Mizukagami is a reflection on water, especially pond. In this post, I’ll show you what it is and the idea hiding behind it. 合掌
What is Mizukagami? 水鏡とは何か
Mizukagami (水鏡) is a reflection on the surface of water. It is an art of see a view. In this technique, we use a water surface as a mirror, i.e., we enjoy a reflection instead of the object we admire. There is an idea behind it: To see something directly is no Iki (粋). Iki is a highly-sophisticated, though it sometimes wants simplicity, aesthetic sense.
We often take advantage of a pond but everything that has smooth surface is available. For example, we use a pool of water.
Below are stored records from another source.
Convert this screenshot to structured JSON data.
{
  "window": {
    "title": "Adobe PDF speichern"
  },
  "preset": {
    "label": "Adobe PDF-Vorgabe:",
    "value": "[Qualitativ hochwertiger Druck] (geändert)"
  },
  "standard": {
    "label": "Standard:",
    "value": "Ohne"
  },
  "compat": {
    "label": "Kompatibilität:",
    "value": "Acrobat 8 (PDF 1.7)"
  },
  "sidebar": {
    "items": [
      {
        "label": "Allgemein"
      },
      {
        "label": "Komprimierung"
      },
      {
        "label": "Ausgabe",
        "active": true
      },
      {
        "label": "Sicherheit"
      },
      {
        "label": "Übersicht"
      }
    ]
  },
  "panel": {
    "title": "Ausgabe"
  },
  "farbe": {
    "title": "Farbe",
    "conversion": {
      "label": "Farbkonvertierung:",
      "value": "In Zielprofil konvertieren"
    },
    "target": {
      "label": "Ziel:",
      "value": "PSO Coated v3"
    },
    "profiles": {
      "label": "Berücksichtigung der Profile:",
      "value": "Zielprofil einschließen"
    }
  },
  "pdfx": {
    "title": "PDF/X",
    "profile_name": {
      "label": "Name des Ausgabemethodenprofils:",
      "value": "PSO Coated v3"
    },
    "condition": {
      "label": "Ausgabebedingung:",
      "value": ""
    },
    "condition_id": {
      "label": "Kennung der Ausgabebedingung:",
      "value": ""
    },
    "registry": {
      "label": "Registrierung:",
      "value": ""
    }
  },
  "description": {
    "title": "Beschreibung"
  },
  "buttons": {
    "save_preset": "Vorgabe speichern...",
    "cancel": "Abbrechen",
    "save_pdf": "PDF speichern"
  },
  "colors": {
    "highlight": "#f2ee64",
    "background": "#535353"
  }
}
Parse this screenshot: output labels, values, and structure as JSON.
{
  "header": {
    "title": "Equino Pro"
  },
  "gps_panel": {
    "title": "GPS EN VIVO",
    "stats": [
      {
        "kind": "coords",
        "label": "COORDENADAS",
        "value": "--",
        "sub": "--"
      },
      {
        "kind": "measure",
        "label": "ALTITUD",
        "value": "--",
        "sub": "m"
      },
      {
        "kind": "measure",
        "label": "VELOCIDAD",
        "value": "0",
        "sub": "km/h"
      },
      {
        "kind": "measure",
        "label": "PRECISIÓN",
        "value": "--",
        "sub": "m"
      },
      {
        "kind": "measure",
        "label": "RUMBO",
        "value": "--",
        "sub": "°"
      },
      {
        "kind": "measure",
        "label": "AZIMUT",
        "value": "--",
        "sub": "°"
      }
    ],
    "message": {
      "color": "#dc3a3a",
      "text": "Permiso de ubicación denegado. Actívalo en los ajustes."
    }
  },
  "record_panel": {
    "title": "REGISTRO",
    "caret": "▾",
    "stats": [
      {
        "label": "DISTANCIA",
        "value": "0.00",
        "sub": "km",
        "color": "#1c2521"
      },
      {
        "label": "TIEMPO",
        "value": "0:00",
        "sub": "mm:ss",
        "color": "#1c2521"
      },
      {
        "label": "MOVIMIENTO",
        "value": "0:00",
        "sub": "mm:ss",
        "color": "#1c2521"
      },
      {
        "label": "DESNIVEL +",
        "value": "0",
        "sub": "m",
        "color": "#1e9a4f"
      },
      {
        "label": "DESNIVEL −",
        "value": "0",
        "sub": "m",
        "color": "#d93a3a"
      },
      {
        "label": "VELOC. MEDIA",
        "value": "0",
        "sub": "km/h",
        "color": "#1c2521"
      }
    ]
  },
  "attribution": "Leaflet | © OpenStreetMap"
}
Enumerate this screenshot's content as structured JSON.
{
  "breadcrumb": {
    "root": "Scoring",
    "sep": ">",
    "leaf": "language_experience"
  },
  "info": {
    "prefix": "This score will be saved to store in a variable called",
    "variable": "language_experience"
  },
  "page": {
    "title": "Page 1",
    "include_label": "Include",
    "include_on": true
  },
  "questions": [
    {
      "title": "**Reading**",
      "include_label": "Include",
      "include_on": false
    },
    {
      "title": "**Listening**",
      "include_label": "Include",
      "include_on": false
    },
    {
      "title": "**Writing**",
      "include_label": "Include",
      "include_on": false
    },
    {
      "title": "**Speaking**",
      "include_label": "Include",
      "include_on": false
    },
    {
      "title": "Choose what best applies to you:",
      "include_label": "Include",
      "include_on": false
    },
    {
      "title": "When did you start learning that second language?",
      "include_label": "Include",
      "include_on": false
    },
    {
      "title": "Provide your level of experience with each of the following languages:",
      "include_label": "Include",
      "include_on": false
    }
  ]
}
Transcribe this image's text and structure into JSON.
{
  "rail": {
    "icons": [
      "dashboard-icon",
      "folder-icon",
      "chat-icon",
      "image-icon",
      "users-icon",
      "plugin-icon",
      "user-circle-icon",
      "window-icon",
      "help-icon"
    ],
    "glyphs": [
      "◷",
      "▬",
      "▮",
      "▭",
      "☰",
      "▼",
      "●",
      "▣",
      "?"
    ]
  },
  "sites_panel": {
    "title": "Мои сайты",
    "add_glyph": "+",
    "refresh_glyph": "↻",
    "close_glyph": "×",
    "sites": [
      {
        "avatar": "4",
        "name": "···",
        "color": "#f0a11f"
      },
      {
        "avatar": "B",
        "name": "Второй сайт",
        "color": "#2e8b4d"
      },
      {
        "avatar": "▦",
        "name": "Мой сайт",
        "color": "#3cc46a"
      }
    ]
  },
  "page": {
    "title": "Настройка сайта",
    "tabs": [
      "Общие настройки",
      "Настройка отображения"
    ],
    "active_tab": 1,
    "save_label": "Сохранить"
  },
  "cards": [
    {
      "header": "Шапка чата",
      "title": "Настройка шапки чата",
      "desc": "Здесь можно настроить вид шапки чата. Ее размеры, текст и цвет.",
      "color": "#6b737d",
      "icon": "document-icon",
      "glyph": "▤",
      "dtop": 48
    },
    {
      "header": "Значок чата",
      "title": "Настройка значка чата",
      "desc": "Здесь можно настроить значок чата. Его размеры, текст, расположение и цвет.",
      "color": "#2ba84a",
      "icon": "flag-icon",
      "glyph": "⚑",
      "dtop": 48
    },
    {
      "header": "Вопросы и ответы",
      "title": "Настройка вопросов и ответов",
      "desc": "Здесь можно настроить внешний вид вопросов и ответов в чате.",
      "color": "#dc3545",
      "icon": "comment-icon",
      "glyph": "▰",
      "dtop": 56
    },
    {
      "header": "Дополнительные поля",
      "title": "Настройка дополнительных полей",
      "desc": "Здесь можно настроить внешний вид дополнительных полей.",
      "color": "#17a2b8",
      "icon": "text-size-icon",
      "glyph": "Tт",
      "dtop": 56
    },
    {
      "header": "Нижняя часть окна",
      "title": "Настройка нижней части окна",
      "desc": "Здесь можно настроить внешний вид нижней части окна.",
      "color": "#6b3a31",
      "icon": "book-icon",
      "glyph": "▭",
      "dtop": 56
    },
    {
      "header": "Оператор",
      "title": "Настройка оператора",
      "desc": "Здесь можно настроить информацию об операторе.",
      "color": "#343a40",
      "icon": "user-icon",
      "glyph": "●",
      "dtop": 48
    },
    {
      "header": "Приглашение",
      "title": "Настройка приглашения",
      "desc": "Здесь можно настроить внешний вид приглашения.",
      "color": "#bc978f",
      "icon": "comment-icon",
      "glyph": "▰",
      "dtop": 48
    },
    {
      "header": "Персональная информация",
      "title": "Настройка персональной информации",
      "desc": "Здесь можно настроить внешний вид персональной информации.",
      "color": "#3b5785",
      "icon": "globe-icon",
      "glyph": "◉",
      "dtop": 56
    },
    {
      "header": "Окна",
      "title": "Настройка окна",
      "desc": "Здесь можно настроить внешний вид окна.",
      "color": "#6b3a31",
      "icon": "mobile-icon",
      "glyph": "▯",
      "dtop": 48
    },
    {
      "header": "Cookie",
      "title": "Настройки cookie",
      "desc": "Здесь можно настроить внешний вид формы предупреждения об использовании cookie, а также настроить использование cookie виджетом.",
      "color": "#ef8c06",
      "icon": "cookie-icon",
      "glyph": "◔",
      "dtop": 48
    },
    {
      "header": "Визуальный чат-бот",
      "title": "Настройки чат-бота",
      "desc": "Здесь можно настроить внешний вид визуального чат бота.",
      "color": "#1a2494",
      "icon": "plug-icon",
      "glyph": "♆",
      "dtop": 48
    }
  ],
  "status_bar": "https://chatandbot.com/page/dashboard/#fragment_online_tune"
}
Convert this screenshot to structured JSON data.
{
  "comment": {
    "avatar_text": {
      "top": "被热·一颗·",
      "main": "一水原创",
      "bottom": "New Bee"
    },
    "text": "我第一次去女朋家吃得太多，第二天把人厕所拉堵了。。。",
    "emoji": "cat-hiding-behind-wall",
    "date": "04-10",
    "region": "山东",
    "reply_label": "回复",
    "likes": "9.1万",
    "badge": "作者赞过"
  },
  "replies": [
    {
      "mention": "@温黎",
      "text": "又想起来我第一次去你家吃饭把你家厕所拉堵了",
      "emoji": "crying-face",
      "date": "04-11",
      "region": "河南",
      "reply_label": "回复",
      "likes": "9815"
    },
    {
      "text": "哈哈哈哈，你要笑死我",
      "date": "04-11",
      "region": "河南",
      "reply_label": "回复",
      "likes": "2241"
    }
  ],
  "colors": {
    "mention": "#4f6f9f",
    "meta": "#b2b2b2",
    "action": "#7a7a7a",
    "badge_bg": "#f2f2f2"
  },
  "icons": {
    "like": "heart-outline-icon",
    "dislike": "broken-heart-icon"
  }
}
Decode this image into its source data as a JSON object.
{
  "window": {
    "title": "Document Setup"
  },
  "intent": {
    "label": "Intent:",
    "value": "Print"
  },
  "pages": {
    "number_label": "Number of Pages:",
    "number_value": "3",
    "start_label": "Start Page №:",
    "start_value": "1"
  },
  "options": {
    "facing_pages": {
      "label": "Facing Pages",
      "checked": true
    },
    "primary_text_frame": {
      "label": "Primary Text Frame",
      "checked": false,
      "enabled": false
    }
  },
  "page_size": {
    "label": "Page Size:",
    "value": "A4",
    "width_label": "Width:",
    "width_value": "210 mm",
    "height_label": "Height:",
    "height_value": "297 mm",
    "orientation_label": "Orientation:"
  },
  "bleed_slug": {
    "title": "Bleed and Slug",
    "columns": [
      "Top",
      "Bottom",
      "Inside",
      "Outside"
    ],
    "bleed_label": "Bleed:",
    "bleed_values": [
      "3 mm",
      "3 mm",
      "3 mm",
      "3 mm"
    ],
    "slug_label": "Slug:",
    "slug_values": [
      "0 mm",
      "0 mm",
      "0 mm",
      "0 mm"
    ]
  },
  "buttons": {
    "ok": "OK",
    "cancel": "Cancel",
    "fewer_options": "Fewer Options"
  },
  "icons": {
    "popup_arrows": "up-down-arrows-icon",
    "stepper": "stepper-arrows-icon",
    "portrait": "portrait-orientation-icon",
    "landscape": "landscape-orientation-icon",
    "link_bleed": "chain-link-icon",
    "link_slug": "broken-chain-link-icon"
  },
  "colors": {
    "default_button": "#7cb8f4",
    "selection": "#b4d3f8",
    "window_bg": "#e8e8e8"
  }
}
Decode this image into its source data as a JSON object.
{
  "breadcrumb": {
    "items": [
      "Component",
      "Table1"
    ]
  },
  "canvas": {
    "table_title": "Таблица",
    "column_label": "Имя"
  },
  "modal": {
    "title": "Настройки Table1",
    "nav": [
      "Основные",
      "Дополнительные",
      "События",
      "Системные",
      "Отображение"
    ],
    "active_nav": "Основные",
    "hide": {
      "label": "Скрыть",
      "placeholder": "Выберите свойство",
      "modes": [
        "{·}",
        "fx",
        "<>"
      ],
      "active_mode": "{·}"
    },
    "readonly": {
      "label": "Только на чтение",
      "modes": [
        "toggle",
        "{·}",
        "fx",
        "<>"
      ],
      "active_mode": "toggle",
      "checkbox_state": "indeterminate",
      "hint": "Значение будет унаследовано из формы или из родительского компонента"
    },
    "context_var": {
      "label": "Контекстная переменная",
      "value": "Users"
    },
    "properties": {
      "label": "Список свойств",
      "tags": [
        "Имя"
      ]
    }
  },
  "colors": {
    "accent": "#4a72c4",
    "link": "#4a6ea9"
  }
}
Mizukagami is so prolific
We can enjoy Mizukagami in every season but we love to see Sakura and autumn leaves with it.
Around 3:30, Mizukagami part starts. In the pond, a carp makes ripples and the pond doesn’t reflect the scene like a mirror. That’s the point. Most important thing. We are in the middle of the nature that never stops. The ripples tells us that we are alive and make us find ourselves in calmness.
“Calmness” may sound strange to you but that’s the way Japanese people are. Ten out of ten Japanese say the scene is tranquil.
This calmness reminds us of how spring means to us. In every single spring, we a conviction: The life starts anew. I’m sure the scene describes a typical spring and the way Japanese people feel.
Mizukagami is effective especially in night illumination because the surface of water reflects a scene well. In this video, Mizukagami starts around 3:45. The surface of the pond roars due to the spring breeze. It has the same effect of the ripples the carpe made. The breeze tells us that we are in spring. In summer, there is no breeze like this.
Take a look at the photo. Due to the raindrops, the reflection is not clear. The photo was taken on the first day of Sakimatsuri Yoiyamas of Gion matsuri. It often rains around the day. The roaring surface describes the season in which the photo was taken. Like this, Mizukagami has rich information.
Mizukagami is also available on anything smooth. The most famous example is Rurikoin temple. In spring and fall, we can enjoy the reflections on the well-polished lacquered tables. In this case, there is no carp and breeze or raindrops are on the surface. The colors of the maple leaves and the lights tells us the moment we are in.
The way to understand the moment we are in
Previously described, Mizukagami is an art to enjoy the view but it also the way to find the season, or moment we are in actually. I’m sure many Japanese people understand it consciously or uncosnciously.